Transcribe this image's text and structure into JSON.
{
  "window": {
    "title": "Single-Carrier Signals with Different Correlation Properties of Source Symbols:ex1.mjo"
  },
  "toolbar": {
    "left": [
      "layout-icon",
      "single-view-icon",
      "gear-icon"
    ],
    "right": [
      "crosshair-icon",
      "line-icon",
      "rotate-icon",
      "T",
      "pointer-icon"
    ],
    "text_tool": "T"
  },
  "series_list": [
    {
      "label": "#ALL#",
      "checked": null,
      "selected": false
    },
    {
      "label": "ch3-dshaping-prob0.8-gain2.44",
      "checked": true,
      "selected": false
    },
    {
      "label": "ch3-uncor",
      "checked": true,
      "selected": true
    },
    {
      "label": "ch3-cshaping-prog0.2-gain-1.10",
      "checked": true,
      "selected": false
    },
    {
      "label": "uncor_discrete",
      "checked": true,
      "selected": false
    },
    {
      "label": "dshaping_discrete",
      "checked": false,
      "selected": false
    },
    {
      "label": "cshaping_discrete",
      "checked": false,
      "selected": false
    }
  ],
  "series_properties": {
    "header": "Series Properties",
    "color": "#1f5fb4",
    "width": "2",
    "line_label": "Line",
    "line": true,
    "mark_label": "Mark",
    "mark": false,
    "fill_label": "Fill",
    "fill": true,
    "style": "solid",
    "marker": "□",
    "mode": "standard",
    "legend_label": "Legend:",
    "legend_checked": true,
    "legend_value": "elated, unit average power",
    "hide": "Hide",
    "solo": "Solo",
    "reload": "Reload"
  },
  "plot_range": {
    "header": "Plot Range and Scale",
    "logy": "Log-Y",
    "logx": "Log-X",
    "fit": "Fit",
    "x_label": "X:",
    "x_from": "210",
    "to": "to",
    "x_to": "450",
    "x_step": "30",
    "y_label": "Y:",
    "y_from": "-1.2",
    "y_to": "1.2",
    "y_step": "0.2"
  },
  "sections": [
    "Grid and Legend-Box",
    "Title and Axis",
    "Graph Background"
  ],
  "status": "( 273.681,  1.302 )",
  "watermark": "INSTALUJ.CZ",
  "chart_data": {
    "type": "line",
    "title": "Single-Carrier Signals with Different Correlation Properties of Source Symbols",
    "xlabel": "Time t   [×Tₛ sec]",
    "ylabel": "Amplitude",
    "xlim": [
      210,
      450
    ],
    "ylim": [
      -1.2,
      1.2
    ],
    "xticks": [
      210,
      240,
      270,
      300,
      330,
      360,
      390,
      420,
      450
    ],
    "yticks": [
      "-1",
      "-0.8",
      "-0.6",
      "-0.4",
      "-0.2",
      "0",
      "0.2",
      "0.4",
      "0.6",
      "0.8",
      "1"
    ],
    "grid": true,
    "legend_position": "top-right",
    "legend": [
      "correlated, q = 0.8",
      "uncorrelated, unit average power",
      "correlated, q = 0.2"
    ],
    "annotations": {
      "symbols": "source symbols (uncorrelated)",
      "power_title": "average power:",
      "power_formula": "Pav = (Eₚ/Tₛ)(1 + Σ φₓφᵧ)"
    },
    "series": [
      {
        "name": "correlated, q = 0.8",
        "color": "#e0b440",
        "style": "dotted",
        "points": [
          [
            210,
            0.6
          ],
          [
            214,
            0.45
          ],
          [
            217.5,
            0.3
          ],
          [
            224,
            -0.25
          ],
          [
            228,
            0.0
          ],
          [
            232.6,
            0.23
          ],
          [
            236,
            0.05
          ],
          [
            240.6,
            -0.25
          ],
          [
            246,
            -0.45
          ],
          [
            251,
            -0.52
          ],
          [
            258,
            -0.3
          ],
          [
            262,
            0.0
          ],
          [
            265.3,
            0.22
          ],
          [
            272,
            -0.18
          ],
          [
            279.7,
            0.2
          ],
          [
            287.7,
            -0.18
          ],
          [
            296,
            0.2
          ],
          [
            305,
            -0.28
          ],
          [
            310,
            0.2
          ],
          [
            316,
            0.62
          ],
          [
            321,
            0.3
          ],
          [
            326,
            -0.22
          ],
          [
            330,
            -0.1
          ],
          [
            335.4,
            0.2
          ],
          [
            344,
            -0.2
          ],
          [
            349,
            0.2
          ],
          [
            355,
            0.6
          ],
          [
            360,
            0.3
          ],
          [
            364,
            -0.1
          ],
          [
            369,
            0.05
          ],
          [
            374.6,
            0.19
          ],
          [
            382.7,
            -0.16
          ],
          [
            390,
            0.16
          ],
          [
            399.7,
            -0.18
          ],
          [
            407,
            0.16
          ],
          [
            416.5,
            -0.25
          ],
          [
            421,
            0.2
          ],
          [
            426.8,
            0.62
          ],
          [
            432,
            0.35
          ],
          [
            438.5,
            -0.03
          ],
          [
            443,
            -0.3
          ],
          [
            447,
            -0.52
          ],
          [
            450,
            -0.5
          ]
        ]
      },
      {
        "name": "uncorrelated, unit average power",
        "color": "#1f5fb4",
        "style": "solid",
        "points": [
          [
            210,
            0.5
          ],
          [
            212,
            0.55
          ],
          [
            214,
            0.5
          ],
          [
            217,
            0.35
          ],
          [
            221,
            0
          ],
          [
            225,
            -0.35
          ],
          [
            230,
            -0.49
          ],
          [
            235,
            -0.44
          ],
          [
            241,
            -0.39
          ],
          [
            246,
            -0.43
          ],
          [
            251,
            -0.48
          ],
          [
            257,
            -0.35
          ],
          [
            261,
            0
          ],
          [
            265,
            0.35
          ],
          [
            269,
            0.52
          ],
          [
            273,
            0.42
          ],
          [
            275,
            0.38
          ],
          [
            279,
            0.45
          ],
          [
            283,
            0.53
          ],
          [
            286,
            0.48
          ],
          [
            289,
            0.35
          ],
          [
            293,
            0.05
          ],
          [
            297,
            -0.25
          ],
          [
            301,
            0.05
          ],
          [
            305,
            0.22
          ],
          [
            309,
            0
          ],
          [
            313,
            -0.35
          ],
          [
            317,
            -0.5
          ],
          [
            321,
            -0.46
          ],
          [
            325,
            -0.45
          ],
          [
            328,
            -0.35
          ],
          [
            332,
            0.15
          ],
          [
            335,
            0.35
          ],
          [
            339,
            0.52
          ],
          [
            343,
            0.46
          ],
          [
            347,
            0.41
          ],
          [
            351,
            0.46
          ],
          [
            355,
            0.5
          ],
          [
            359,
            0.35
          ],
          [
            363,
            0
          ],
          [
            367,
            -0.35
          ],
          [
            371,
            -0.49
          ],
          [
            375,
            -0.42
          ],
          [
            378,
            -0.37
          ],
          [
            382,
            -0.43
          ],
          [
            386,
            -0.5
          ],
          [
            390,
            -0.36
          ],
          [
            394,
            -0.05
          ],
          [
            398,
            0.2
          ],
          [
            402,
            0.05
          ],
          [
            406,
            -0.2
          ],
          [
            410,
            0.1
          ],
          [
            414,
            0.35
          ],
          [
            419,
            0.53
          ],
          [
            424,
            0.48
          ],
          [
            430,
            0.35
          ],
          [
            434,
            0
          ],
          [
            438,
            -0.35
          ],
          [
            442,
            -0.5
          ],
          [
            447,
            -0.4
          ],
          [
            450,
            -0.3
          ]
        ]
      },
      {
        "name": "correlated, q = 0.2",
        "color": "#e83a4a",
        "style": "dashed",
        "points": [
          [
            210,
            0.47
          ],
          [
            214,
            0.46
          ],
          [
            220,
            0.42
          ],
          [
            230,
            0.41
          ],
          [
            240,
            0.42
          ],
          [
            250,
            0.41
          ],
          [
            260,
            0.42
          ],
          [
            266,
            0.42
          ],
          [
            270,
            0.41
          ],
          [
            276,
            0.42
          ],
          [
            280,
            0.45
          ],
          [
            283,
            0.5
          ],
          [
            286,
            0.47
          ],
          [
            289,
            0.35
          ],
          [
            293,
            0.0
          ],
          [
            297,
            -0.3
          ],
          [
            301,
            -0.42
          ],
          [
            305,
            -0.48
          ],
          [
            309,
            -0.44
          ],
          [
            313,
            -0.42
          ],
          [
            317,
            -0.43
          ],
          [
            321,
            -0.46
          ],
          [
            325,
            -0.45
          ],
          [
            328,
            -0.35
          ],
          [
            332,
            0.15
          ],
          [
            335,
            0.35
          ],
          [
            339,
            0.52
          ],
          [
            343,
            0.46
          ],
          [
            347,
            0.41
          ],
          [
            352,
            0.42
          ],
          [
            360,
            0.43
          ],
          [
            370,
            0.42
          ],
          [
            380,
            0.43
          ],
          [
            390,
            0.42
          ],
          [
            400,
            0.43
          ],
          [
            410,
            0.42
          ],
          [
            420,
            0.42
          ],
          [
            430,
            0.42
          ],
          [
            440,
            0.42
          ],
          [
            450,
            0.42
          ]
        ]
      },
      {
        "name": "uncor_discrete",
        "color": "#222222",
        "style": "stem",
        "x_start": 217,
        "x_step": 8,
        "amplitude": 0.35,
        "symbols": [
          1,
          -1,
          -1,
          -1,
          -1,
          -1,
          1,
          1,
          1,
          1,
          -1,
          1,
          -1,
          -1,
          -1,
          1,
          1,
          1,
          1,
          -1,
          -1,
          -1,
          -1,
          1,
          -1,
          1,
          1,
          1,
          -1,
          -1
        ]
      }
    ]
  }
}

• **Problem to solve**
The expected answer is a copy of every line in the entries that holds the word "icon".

• **Exercise result**
      "layout-icon",
      "single-view-icon",
      "gear-icon"
      "crosshair-icon",
      "line-icon",
      "rotate-icon",
      "pointer-icon"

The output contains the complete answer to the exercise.